▶ Work task:
From the entries that follow, copy every line with the word "JSON".

[Dataset excerpts]
=== Begin Enclosure ===

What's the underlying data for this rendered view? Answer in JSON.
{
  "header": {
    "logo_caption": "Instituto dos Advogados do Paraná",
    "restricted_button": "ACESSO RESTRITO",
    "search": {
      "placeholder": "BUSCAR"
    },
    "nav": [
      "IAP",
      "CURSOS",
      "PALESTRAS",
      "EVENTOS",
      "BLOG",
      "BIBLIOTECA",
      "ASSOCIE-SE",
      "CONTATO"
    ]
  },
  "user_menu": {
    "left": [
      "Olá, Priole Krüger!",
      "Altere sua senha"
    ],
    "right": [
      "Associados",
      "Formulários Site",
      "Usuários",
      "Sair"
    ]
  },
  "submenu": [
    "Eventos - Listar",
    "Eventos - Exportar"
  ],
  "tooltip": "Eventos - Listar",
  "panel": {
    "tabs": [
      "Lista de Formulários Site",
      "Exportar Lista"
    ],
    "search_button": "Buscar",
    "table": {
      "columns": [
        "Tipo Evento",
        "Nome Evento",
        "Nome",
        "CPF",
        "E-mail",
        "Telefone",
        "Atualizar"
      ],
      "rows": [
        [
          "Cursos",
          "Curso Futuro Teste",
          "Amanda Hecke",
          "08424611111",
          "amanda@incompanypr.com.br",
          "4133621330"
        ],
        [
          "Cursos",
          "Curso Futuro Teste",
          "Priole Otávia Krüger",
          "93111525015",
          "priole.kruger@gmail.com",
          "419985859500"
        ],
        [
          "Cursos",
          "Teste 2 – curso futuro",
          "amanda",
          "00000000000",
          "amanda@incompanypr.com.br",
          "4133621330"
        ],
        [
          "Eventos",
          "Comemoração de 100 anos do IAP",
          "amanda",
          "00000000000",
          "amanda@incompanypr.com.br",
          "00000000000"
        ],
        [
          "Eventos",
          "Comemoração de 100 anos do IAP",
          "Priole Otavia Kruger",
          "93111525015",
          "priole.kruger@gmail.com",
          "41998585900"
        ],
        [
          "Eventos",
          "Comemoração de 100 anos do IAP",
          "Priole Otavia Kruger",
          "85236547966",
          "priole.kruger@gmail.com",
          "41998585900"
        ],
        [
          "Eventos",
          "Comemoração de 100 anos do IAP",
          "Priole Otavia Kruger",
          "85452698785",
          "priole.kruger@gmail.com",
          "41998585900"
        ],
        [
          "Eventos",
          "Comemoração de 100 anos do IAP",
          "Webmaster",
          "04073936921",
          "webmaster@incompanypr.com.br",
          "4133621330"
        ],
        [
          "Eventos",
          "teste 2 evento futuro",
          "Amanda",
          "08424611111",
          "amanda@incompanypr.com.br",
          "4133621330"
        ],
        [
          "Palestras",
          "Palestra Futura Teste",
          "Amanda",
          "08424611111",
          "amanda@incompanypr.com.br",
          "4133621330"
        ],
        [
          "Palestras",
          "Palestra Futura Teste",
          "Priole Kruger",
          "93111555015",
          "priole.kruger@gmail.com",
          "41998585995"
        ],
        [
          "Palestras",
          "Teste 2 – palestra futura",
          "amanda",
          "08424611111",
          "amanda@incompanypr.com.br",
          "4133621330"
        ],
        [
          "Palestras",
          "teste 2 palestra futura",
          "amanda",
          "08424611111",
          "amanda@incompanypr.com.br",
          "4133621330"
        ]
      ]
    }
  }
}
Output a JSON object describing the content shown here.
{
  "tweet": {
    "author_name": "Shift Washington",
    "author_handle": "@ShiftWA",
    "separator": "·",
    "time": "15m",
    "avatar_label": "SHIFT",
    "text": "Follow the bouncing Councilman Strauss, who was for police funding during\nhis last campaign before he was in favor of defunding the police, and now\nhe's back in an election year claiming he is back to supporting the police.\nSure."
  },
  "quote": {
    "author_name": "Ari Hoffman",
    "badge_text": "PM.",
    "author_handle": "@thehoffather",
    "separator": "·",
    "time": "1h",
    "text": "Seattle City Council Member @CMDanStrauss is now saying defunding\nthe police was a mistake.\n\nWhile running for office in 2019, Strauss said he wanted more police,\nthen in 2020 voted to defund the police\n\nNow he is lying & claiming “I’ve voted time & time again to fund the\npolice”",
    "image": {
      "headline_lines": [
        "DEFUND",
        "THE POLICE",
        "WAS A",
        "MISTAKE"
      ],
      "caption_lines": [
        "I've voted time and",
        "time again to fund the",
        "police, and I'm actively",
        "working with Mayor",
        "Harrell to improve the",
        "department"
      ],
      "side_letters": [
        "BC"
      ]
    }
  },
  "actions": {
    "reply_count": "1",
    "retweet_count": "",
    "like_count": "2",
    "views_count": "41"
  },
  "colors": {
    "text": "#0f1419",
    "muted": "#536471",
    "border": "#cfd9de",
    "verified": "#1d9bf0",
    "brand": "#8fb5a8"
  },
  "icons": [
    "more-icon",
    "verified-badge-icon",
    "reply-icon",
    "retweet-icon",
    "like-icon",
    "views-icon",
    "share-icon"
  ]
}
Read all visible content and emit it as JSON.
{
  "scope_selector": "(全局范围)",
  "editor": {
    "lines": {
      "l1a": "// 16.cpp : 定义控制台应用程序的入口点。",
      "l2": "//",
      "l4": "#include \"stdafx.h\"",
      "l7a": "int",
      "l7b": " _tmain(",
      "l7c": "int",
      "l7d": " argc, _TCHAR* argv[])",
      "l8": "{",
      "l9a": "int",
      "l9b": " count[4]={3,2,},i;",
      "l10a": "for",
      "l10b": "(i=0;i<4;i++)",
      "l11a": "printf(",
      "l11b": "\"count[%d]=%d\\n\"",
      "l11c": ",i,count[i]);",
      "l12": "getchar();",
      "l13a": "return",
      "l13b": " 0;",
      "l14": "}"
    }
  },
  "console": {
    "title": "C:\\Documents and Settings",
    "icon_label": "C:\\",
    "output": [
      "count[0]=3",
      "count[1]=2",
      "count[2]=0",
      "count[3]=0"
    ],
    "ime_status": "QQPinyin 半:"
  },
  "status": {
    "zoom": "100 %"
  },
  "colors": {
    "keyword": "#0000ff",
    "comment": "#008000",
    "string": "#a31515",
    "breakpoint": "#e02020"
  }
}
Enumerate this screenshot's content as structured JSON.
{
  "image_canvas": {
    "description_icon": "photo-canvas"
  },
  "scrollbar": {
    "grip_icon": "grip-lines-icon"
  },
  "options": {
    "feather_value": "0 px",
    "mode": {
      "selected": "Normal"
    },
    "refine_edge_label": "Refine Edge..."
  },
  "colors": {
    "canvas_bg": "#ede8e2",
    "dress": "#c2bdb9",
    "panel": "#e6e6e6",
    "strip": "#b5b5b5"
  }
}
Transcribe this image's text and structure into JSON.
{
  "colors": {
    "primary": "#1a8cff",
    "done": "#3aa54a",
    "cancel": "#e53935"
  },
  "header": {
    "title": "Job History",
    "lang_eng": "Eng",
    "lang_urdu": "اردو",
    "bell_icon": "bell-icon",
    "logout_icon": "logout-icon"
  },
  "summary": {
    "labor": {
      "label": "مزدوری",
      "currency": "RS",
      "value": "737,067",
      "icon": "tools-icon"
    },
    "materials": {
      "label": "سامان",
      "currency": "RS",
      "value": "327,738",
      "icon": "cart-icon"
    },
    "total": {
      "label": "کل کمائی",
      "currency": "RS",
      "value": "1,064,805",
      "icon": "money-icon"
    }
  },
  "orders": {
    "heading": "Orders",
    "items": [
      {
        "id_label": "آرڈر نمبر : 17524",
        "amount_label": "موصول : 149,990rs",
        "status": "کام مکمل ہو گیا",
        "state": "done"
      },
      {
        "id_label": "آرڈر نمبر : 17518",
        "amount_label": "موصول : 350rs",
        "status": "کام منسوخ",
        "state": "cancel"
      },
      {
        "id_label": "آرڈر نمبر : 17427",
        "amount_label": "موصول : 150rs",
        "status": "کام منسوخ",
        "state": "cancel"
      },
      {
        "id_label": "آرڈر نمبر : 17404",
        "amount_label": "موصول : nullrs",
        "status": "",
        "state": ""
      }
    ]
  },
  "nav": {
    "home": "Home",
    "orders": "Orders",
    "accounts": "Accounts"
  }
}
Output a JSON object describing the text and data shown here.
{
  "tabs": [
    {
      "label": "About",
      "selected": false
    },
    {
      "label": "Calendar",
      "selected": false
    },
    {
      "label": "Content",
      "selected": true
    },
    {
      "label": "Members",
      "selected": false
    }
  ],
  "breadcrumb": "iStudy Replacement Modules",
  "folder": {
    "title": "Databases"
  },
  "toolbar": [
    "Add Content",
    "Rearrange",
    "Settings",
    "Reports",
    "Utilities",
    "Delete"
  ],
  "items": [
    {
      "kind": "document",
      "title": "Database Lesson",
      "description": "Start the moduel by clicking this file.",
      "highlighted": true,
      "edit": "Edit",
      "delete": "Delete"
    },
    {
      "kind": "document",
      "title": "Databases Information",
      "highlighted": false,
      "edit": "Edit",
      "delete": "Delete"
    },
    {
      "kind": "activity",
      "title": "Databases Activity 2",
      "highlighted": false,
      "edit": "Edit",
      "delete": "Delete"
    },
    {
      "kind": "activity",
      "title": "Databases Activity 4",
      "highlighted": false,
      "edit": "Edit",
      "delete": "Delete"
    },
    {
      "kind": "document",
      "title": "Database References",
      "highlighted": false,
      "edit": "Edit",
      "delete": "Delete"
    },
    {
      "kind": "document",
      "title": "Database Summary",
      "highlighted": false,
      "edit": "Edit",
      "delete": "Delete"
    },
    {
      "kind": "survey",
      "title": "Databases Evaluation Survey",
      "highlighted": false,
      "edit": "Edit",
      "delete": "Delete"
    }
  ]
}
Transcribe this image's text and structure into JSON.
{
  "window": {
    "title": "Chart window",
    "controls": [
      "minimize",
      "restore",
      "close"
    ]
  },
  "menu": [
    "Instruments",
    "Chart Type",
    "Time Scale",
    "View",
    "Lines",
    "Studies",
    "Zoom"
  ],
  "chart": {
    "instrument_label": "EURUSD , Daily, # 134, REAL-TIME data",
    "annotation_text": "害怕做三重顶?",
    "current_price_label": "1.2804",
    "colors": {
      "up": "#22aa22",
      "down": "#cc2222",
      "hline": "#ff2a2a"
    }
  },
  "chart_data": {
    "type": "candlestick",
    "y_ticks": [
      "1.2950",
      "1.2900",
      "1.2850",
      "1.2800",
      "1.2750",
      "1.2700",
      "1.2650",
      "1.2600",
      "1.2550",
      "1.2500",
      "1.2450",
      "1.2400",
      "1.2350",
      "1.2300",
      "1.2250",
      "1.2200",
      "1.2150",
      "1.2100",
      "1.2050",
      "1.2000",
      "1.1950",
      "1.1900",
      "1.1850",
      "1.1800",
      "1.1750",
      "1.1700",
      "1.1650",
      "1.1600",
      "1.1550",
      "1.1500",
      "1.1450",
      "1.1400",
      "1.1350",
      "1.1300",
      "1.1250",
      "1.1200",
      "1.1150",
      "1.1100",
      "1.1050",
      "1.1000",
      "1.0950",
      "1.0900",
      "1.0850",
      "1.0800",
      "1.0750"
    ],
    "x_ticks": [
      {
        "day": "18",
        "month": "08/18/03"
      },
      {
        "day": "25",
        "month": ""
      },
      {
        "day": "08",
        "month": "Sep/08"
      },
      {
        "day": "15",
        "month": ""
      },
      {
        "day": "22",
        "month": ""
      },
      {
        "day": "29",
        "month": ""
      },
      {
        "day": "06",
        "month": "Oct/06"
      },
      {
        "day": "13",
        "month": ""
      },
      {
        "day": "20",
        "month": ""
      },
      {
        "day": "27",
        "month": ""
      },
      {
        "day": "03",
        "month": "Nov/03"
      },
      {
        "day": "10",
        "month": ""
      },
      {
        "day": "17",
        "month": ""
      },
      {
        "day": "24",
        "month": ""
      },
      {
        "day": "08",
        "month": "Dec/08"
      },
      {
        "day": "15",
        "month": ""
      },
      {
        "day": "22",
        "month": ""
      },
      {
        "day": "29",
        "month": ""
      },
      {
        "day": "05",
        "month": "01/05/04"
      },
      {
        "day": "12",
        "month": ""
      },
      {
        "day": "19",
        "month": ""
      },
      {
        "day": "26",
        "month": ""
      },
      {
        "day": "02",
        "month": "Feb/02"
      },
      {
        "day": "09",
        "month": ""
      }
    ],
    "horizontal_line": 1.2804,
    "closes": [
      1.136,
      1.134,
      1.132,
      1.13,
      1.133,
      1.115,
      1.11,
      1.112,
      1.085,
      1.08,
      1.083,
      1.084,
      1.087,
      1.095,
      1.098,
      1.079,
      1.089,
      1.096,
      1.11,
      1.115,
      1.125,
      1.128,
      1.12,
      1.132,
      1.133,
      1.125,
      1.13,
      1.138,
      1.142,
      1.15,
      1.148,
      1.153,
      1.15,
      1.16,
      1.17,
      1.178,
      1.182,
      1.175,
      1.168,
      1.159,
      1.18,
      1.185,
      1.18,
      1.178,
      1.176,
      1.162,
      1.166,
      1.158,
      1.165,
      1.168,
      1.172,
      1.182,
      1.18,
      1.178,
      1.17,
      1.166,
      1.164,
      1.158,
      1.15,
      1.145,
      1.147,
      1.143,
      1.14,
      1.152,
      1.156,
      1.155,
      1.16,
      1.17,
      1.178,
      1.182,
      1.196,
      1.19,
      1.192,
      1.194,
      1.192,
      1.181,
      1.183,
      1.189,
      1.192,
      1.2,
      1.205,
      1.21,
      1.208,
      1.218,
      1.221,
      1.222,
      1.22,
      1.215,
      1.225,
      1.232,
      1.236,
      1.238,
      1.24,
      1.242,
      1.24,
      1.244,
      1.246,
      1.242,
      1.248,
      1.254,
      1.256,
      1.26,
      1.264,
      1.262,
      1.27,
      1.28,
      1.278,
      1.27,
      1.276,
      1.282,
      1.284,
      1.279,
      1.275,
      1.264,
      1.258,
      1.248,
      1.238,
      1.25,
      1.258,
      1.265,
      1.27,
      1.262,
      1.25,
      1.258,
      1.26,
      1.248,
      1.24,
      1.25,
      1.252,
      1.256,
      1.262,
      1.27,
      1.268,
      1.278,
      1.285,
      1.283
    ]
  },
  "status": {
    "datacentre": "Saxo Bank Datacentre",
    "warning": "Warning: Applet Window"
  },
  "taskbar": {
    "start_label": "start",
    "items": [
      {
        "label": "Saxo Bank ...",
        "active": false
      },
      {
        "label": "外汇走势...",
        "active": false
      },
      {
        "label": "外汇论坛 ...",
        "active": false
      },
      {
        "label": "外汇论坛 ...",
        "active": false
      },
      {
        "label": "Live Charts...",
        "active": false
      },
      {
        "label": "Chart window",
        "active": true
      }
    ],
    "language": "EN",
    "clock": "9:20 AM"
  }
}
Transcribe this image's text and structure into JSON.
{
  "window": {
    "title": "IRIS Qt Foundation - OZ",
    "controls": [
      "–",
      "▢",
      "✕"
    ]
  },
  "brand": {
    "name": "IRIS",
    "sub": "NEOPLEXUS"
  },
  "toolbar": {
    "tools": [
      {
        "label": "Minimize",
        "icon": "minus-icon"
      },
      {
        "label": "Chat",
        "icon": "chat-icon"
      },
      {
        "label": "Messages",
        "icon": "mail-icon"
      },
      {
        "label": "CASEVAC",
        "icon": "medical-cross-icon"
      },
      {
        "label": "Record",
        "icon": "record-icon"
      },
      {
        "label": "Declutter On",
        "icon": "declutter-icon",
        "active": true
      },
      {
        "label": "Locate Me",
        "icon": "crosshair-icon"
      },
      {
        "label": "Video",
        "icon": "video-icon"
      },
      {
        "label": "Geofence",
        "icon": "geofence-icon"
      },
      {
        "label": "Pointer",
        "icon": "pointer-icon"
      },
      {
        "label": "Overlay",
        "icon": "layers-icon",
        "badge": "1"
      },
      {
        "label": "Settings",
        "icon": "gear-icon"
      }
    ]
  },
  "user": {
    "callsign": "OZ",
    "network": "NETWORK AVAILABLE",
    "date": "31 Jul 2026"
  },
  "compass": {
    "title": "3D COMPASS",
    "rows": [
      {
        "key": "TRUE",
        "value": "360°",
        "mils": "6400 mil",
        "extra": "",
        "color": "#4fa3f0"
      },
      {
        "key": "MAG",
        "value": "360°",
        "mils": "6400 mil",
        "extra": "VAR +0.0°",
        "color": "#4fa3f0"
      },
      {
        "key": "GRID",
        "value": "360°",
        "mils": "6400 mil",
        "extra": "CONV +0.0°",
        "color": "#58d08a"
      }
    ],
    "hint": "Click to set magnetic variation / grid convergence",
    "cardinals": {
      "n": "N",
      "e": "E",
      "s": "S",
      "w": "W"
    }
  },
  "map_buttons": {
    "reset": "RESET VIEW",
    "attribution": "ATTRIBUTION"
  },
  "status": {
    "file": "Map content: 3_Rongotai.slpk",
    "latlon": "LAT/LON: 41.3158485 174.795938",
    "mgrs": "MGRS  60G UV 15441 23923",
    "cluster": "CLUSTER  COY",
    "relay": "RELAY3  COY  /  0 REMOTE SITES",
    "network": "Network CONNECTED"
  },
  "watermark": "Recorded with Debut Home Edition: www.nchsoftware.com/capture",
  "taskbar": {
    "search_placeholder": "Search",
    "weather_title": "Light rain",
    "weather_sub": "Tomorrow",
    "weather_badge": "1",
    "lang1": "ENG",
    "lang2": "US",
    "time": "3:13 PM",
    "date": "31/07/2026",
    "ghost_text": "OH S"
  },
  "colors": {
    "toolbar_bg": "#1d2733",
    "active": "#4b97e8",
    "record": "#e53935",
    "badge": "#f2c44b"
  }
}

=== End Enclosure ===

▶ Response:
What's the underlying data for this rendered view? Answer in JSON.
Output a JSON object describing the content shown here.
Read all visible content and emit it as JSON.
Enumerate this screenshot's content as structured JSON.
Transcribe this image's text and structure into JSON.
Output a JSON object describing the text and data shown here.
Transcribe this image's text and structure into JSON.
Transcribe this image's text and structure into JSON.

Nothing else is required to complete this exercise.